Seven unique, iconic fonts have been used as a base for each of the interior design projects below. Using their heritage, connotations, and style of the typography, HomeAdvisor have stylised each of the rooms to embody their identities and make us question their character.
The widely used sans-serif (without serif) typeface was developed in 1957 and has since been used by almost every typographic project imaginable, including corporate logos, income tax forms, and even NASA space shuttles. For an interior inspired by the classic, clean font, the office space has incorporated primary colors and a combination of straight and curved lines for a fresh and minimal look.

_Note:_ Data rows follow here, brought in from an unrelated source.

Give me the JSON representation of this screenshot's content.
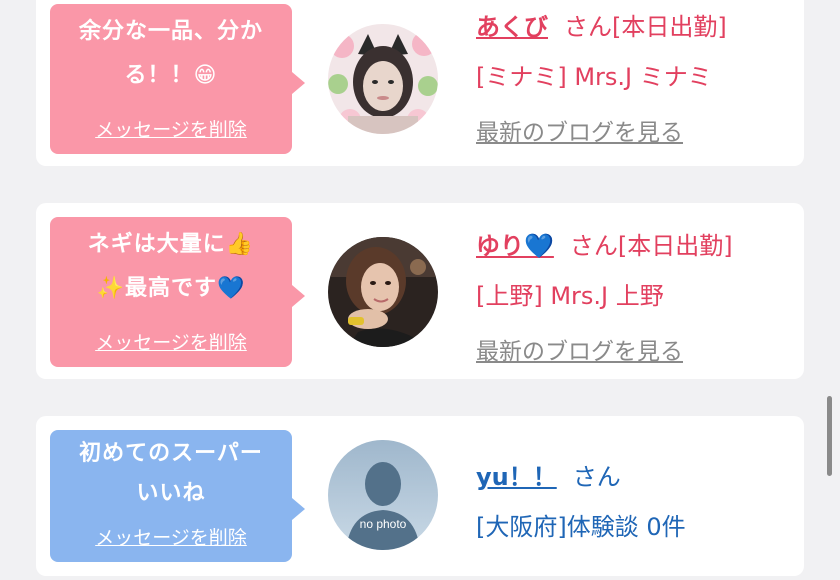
{
  "colors": {
    "pink_bubble": "#fa97a8",
    "blue_bubble": "#8ab5ef",
    "pink_text": "#e2405f",
    "blue_text": "#1f66b6",
    "muted_link": "#8a8a8a"
  },
  "messages": [
    {
      "text": "余分な一品、分か\nる！！😁",
      "delete_label": "メッセージを削除",
      "name": "あくび",
      "suffix": "さん[本日出勤]",
      "shop": "[ミナミ] Mrs.J ミナミ",
      "blog_label": "最新のブログを見る",
      "avatar": "profile-photo-cat-ears"
    },
    {
      "text": "ネギは大量に👍\n✨最高です💙",
      "delete_label": "メッセージを削除",
      "name": "ゆり💙",
      "suffix": "さん[本日出勤]",
      "shop": "[上野] Mrs.J 上野",
      "blog_label": "最新のブログを見る",
      "avatar": "profile-photo-woman"
    },
    {
      "text": "初めてのスーパー\nいいね",
      "delete_label": "メッセージを削除",
      "name": "yu！！",
      "suffix": "さん",
      "shop": "[大阪府]体験談 0件",
      "avatar": "no-photo-silhouette",
      "avatar_caption": "no photo"
    }
  ]
}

The geometric interior takes the timeless font Futura to create a striking and tasteful room, with a similar design style to the Bauhaus period. The clutter-free space is important to the scheme, as like the typology, it’s efficient and simple. This has been achieved by organizing the elements of the room into lines with a simple monochromatic color scheme broken up by a contrasting pop of color.
Based on the updated Baskerville 1929 version, the design fuses Baroque and modern styles for a lavish and rich scheme that introduces metallics within muted light blues and beiges. Originally designed in 1754, the room draws on the typeface’s refined elegant geometry for classic furniture with crisp edges to create a serene and mature workspace.

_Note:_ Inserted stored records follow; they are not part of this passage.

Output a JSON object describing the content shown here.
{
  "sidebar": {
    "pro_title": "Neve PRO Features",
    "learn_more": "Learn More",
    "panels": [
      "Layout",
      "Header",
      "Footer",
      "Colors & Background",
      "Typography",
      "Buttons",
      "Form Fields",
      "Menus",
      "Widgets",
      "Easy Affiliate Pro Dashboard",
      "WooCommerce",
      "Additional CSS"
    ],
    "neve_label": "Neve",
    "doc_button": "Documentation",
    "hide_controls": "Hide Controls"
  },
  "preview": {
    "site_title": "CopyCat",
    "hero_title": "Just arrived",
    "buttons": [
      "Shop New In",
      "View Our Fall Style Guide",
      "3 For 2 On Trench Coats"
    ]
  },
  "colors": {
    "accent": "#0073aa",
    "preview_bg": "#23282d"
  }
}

This ornate interior applies the distinguished and formal style of Bickham Script to adorn the walls and furniture. The 18th Century lettering for many years has been used primarily for display, in menus and wedding invitations, so the lavish room is rich with ornament and decorative features are seen particularly in the Corinthian columns.
This retro-inspired workspace has taken the 1960s and 70s culture associated with the Cooper Black font and given it a modern spin. Throughout both the decades it could be found on album covers and TV shows, although it has recently been popularised, being named the most fashionable font of 2017. Mid-century furniture and bright pops of color can be found in this interior.
As almost every typewriter company used Courier, following IBM who initially started the trend, the monospaced slab serif “typewriter” font represented a vintage necessity for the office. This workspace inspired by Courier has been designed to provoke hard work and productivity with functional furniture and a clear space to work, although the look has been updated with a bright coral shade on the walls.
The casual font makes for a more informal workspace, teeming with bright colors and an array of textures for the child at heart. The fun shapes from repurposed old toys produce decorative items that give this satisfying room character. Whilst the font itself is generally hated by most of the design community, you can’t help but enjoy this cheerful interior.
Story via: HomeAdvisor.
Have you ever been stuck for hours obsessing over a font that matched your work? Before starting a project, do you already think about which font you will use? Do you get annoyed when you read an important message written in Comic Sans? Or do you feel offended when a mundane sentence is written in all caps?